GIVEN INFORMATION section start
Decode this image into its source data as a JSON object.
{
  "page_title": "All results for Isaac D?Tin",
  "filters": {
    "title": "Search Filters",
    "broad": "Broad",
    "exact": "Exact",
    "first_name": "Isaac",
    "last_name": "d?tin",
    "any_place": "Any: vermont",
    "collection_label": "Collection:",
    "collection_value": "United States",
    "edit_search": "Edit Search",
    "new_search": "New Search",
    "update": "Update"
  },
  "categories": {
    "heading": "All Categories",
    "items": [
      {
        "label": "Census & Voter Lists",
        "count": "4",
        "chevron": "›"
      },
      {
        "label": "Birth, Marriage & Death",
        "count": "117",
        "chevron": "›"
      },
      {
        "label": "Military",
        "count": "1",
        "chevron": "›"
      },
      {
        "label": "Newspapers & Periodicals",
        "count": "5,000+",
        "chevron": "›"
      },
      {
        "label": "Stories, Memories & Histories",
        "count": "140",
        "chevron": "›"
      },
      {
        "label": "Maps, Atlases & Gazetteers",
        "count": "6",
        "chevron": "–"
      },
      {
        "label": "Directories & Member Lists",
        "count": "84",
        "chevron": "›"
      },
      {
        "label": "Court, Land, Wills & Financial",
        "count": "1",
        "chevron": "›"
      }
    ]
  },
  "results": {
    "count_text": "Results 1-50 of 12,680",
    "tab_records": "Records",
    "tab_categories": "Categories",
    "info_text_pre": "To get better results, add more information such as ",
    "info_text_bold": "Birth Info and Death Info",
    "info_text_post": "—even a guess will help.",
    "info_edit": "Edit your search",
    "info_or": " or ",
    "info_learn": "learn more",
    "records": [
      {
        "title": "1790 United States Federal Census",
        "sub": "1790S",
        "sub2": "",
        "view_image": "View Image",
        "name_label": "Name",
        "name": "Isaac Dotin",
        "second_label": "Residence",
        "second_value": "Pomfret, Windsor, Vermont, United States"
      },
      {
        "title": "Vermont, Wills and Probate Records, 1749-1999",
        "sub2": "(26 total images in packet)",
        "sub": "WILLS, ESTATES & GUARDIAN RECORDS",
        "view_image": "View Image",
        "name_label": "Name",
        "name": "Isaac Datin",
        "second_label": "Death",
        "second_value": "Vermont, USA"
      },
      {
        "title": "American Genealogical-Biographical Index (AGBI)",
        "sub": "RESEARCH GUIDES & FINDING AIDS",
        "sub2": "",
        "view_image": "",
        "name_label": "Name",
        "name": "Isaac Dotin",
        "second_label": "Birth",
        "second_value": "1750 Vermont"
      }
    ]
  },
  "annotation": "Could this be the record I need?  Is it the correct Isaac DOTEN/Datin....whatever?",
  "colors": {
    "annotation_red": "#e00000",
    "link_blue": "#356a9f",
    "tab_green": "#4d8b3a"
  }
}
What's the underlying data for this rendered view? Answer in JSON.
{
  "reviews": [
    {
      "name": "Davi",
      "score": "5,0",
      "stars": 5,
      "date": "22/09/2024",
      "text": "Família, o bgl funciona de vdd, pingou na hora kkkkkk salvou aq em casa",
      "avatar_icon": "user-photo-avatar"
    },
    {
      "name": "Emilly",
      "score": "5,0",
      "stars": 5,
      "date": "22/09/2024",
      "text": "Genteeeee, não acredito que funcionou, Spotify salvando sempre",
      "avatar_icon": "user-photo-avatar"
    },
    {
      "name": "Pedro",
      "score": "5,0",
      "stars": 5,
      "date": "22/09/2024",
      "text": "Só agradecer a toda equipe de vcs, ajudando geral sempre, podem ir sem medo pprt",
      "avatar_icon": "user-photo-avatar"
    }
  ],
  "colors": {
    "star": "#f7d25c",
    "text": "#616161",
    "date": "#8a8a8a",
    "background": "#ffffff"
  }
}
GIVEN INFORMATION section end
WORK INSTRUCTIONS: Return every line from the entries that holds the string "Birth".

RESULT OF THIS EXERCISE:
        "label": "Birth, Marriage & Death",
    "info_text_bold": "Birth Info and Death Info",
        "second_label": "Birth",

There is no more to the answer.